------ Data in this exercise

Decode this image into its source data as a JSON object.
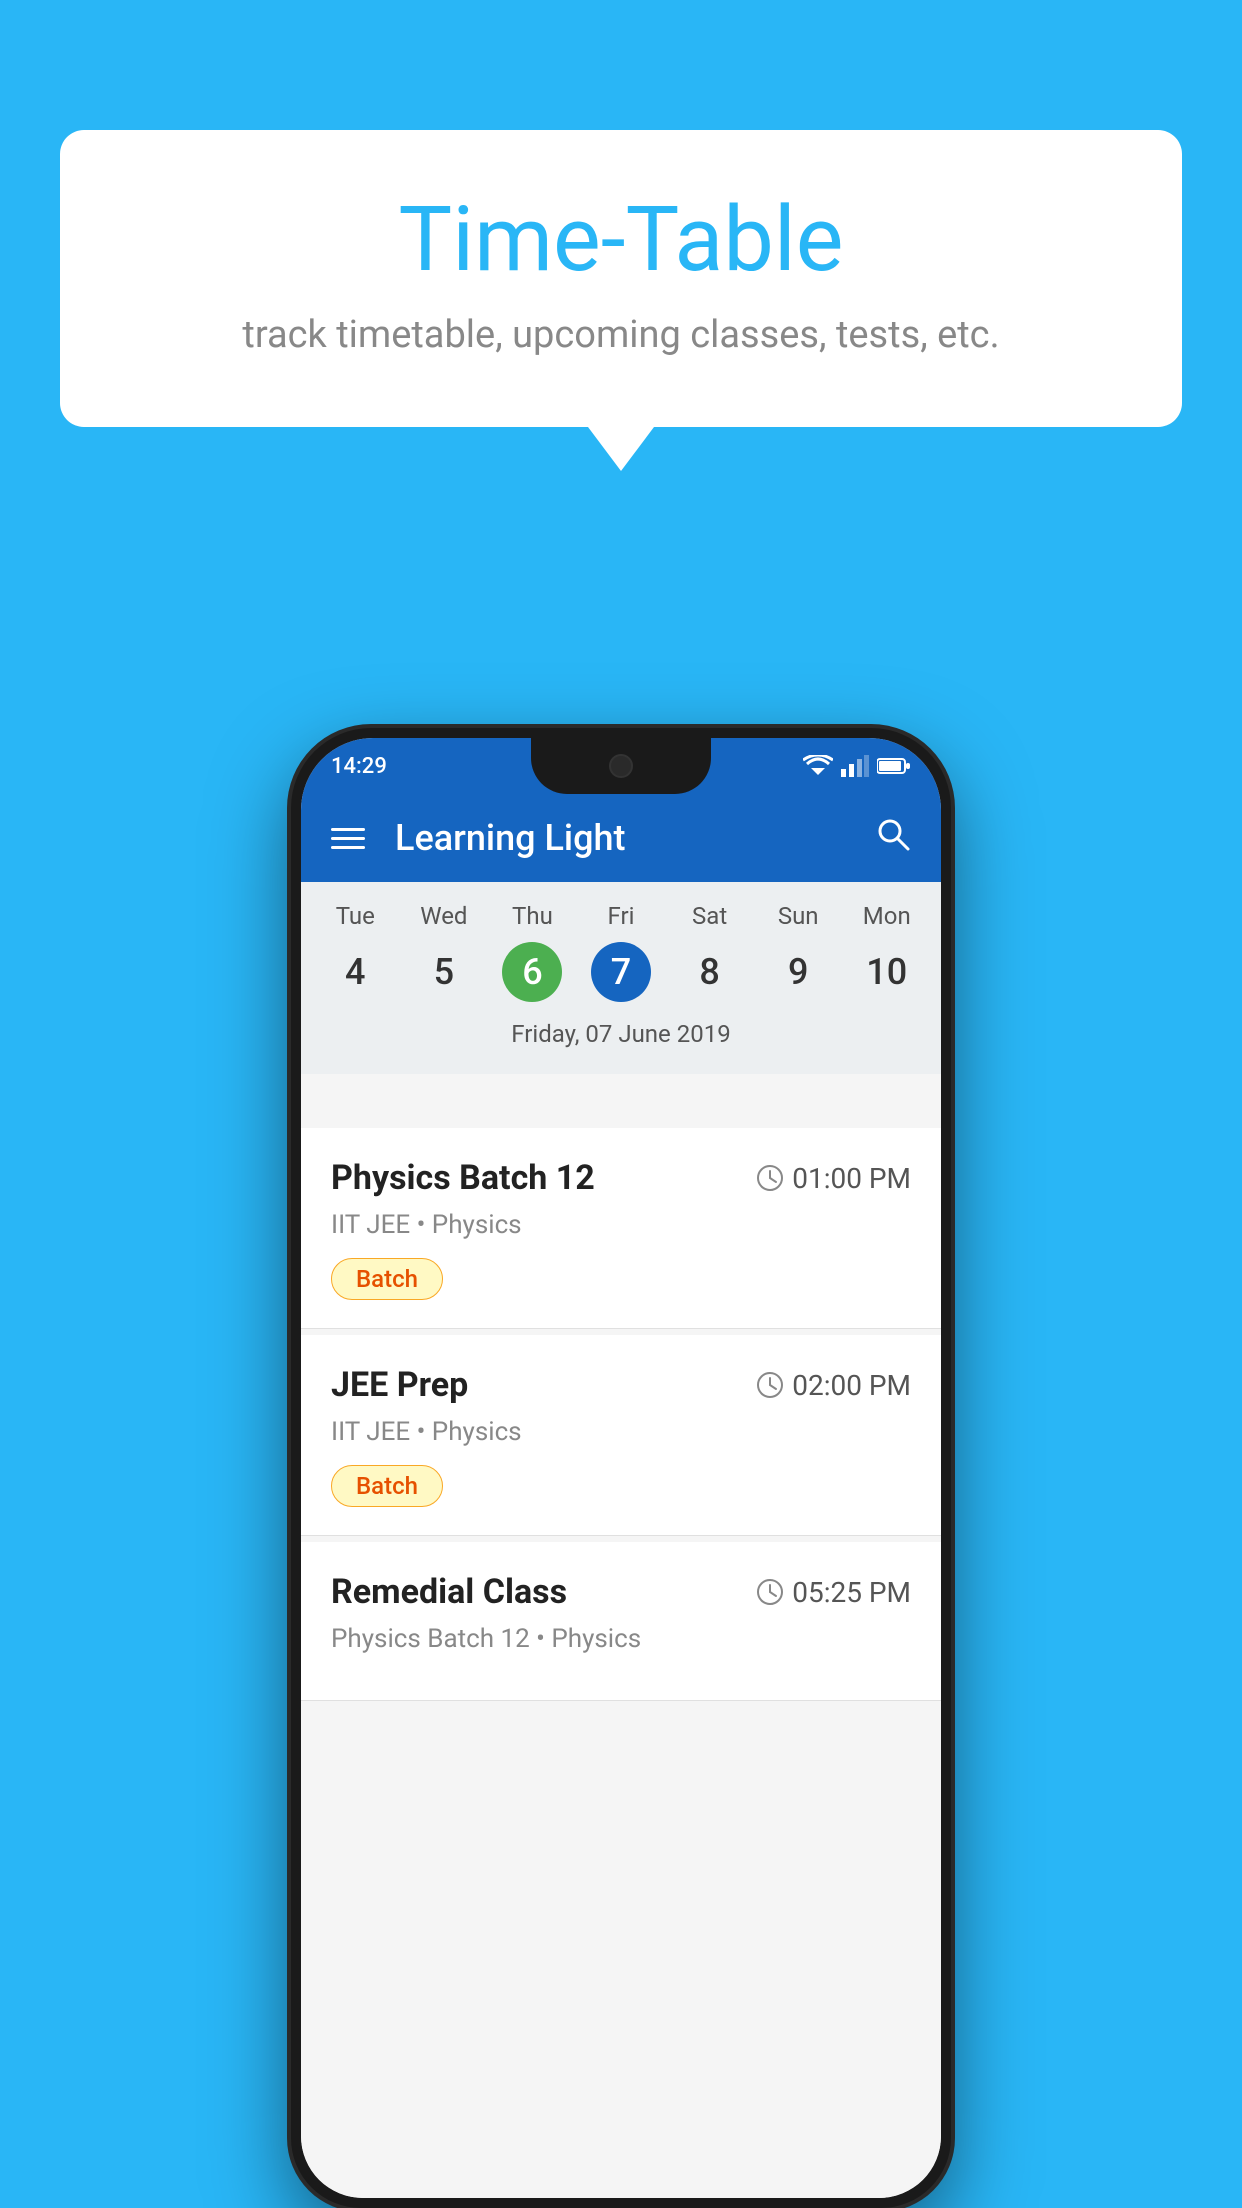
{
  "background_color": "#29B6F6",
  "bubble": {
    "title": "Time-Table",
    "subtitle": "track timetable, upcoming classes, tests, etc."
  },
  "status_bar": {
    "time": "14:29"
  },
  "app_bar": {
    "title": "Learning Light"
  },
  "calendar": {
    "days": [
      {
        "label": "Tue",
        "num": "4"
      },
      {
        "label": "Wed",
        "num": "5"
      },
      {
        "label": "Thu",
        "num": "6",
        "state": "today"
      },
      {
        "label": "Fri",
        "num": "7",
        "state": "selected"
      },
      {
        "label": "Sat",
        "num": "8"
      },
      {
        "label": "Sun",
        "num": "9"
      },
      {
        "label": "Mon",
        "num": "10"
      }
    ],
    "selected_date": "Friday, 07 June 2019"
  },
  "schedule": [
    {
      "name": "Physics Batch 12",
      "time": "01:00 PM",
      "meta_course": "IIT JEE",
      "meta_subject": "Physics",
      "badge": "Batch"
    },
    {
      "name": "JEE Prep",
      "time": "02:00 PM",
      "meta_course": "IIT JEE",
      "meta_subject": "Physics",
      "badge": "Batch"
    },
    {
      "name": "Remedial Class",
      "time": "05:25 PM",
      "meta_course": "Physics Batch 12",
      "meta_subject": "Physics",
      "badge": null
    }
  ],
  "icons": {
    "search": "🔍",
    "clock": "🕐",
    "bullet": "•"
  }
}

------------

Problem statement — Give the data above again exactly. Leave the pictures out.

Solved exercise —
Decode this image into its source data as a JSON object.
{
  "background_color": "#29B6F6",
  "bubble": {
    "title": "Time-Table",
    "subtitle": "track timetable, upcoming classes, tests, etc."
  },
  "status_bar": {
    "time": "14:29"
  },
  "app_bar": {
    "title": "Learning Light"
  },
  "calendar": {
    "days": [
      {
        "label": "Tue",
        "num": "4"
      },
      {
        "label": "Wed",
        "num": "5"
      },
      {
        "label": "Thu",
        "num": "6",
        "state": "today"
      },
      {
        "label": "Fri",
        "num": "7",
        "state": "selected"
      },
      {
        "label": "Sat",
        "num": "8"
      },
      {
        "label": "Sun",
        "num": "9"
      },
      {
        "label": "Mon",
        "num": "10"
      }
    ],
    "selected_date": "Friday, 07 June 2019"
  },
  "schedule": [
    {
      "name": "Physics Batch 12",
      "time": "01:00 PM",
      "meta_course": "IIT JEE",
      "meta_subject": "Physics",
      "badge": "Batch"
    },
    {
      "name": "JEE Prep",
      "time": "02:00 PM",
      "meta_course": "IIT JEE",
      "meta_subject": "Physics",
      "badge": "Batch"
    },
    {
      "name": "Remedial Class",
      "time": "05:25 PM",
      "meta_course": "Physics Batch 12",
      "meta_subject": "Physics",
      "badge": null
    }
  ],
  "icons": {
    "search": "🔍",
    "clock": "🕐",
    "bullet": "•"
  }
}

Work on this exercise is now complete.